In October 2008, Ambrose Evans-Pritchard, business and economics editor for the Telegraph of London warned that G7 nations may begin following Argentina in forcing privately managed pension funds to be invested in government-issued debt. He specifically included the United States in his statement.
Those private pensioners in Argentina holding government debt in their retirement accounts could not be assured that those bonds would have any meaningful value at their maturity since the Argentine peso was devalued to 29 cents on the dollar.
“Here is a warning to us all,” wrote Evans-Pritchard. “The Argentine state is taking control of the country’s privately managed pension funds in a dramatic move to raise cash.”
He warned that the G7 states “are already acquiring an unhealthy taste for the arbitrary seizure of private property, I notice.”
“It is a foretaste of what might happen across the world as governments discover that tax revenue,” he continued.
The Obama administration is desperately trying to find additional ways to sell government dept cheaply and not raise interest rates since the Treasury needs another $1.4 to $1.5 trillion in new debt to finance the anticipated budget deficit.
Poland confiscated one-half of all its citizens’ private pensions in a effort to cut the nation’s debt, according to a September 2013 report in WND. At that same time Reuters also reported that the Polish Prime Minister, Donald Tusk announced that the government decided to transfer to ZUS, the government pension system, all bond investments in privately owned funds within the state guaranteed system.
The Polish government has – for the time being – allowed private citizens to keep equity investments in the state guaranteed pension system that are approximately half of all the private pension investments.
The change will reduce Polish national debt to about 8 percent of the gross domestic product, according to Polish Finance Minister Jacek Rostowski , and allow the government to resume another round of debt creation by borrowing in international markets.

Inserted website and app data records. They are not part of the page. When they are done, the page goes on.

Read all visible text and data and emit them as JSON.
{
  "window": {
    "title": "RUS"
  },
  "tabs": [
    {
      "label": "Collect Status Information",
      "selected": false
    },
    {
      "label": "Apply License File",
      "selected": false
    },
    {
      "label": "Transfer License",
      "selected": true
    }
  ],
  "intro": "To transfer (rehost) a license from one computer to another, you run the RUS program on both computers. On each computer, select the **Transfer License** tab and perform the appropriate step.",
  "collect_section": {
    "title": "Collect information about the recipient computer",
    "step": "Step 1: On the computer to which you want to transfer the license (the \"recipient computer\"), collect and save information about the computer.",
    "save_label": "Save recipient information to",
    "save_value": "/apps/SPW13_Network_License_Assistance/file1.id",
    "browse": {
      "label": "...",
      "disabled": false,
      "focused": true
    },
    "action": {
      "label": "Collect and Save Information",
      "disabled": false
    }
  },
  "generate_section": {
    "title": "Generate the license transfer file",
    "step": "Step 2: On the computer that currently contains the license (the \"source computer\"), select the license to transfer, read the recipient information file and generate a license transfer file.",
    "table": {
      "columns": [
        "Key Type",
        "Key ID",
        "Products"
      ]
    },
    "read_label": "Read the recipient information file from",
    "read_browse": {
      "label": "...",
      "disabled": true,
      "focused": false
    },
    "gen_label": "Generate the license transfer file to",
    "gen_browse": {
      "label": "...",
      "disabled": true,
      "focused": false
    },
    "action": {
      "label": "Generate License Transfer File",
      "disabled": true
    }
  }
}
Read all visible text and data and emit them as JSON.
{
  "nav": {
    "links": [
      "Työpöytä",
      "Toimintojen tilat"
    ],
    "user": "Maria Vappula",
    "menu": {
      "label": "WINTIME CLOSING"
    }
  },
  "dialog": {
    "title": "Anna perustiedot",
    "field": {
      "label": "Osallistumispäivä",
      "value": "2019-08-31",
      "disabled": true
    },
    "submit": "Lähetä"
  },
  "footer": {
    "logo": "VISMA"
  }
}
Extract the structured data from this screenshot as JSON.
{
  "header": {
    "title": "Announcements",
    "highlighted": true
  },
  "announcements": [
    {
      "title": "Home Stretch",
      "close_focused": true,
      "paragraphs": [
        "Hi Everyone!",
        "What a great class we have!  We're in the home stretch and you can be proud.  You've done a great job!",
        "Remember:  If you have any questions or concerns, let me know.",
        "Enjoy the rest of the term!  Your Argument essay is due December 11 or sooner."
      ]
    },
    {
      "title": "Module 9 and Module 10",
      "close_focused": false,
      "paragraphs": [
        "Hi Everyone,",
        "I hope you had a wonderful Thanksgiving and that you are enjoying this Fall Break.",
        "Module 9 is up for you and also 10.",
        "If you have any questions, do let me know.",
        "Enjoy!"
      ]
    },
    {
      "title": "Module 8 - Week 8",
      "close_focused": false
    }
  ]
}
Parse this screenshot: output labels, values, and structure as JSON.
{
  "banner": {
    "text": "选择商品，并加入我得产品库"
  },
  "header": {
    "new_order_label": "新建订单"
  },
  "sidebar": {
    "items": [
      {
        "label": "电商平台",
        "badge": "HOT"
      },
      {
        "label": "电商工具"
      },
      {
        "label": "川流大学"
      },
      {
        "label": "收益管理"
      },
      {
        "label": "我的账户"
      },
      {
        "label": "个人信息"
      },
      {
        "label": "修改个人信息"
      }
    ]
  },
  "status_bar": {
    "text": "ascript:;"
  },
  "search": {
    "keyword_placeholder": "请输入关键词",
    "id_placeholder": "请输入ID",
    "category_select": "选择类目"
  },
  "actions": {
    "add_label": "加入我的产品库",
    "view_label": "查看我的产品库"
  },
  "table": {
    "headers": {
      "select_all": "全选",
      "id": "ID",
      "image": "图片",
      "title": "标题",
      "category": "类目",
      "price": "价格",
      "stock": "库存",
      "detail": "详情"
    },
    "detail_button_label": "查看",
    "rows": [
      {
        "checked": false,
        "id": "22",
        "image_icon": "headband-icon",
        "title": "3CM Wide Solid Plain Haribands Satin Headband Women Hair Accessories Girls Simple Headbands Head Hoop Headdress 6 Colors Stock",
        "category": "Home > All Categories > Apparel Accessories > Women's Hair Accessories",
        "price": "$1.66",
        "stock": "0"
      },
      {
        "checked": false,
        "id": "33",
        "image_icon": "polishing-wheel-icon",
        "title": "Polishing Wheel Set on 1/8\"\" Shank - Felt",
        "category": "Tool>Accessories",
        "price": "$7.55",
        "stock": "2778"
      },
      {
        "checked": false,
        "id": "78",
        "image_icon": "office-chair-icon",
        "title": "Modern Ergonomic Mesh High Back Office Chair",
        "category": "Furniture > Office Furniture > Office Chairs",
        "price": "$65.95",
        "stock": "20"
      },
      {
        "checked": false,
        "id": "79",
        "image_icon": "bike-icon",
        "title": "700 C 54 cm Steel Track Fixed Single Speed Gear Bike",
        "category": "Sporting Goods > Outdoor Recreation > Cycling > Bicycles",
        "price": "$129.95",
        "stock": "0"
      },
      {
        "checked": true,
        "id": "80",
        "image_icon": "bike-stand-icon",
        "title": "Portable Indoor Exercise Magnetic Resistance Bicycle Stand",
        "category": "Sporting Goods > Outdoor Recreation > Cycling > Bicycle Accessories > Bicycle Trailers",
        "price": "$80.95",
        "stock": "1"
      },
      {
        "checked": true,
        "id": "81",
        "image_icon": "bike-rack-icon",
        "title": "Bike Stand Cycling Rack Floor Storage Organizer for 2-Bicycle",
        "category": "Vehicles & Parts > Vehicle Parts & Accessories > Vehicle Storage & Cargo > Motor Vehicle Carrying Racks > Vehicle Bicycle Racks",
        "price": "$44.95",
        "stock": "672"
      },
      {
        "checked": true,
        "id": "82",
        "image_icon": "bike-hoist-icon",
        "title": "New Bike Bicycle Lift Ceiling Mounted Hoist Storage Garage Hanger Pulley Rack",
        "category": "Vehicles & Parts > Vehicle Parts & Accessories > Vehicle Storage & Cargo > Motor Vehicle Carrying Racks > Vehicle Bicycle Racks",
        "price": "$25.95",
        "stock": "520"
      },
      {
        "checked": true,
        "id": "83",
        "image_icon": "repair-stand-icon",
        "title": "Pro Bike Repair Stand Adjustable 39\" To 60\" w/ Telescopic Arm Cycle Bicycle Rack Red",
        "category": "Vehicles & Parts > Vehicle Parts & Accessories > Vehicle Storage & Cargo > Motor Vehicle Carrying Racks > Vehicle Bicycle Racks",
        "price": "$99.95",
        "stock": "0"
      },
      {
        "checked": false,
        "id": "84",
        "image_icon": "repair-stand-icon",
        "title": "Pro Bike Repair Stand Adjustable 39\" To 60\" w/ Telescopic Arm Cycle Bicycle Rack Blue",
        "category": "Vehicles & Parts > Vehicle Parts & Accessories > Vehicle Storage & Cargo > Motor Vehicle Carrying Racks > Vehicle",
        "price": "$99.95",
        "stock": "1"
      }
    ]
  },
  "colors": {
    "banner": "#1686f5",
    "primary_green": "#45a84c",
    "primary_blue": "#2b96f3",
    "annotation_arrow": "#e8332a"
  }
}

By nationalizing the bonds held by Polish citizen private retirement accounts—or confiscating as the case may be—the government can circumvent two threshold restrictions that deter it from allowing debt to head up over 50 percent of GDP. A second threshold kicks in when Polish national debt reaches 55 percent of GDP.
This shifting of bonds held in private retirement accounts into ZUS means the government can book the assets on the state balance sheet to offset public debt. This move allows the government to borrow and spend more, reports Reuters.
As is becoming all too familiar in the European Union, Poland is dealing with slowing economic growth, a poor job market and declining tax revenues. The country has been forced to borrow to maintain its large social welfare system without imposing austerity measures.
Shock and dismay was the international reaction in the private investment market.
Poland’s plan comes after a similar move by the Mediterranean island of Cyprus where the government confiscated 10 percent of the amount in all bank accounts in an attempt to raise 6 billion Euros. This was done to meet a condition set by international bankers and the International Monetary Fund to finalize a Eurozone bailout.
– See more at: http://www.teaparty.org/obama-1-step-closer-seizing-retirement-accounts-33770/#sthash.nwdfvQBW.dpuf